So I was comforted somewhat by North Carolina’s 31-point game in Greenville, starting a quarterback named T.J. Yates, even moreso than I was by Virginia Tech’s implosion in Baton Rouge, suggesting that ECU’s tremendous defensive game in Blacksburg was more the result of offensive ineptitude. I felt the same way about USM’s struggles against the Pirates last year, when the loss seemed that much more inexcusable, and so I’m counting this week on a commitment to getting offensive engine Damion Fletcher more involved than he was last season (or last week – just 11 carries at Tennessee, which cannot work) and do the usual, which is trade off his success for a few play-action shots downfield.

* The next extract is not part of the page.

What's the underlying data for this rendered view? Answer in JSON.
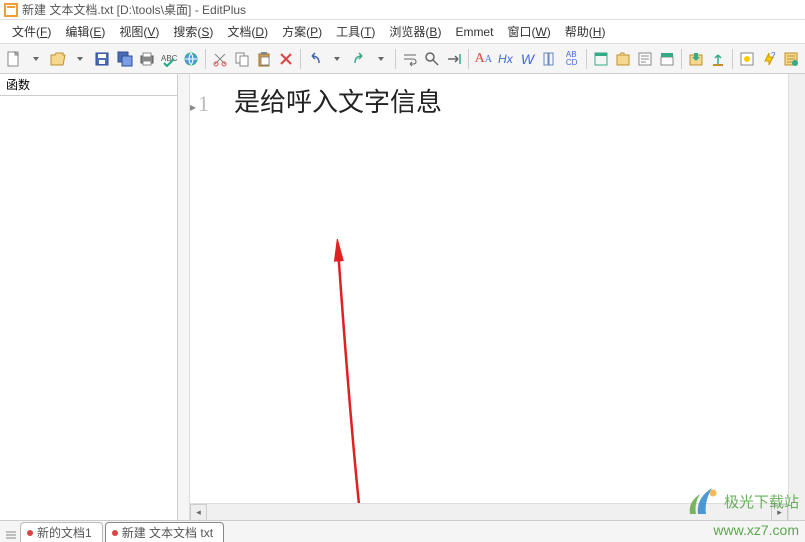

ECU has not run well, which bodes well for Southern to keep the pressure on Pinkney in third-and-long situations.
This is the key early game for the C-USA East lead and has a certain winner-take-all feel, though there’s still the whole conference schedule to go. In reality, I think I’m more concerned with the idea of being owned – two years in a row? – by East freakin’ Carolina. This cannot happen. It must not.
|Southern Miss 26
|East Carolina 20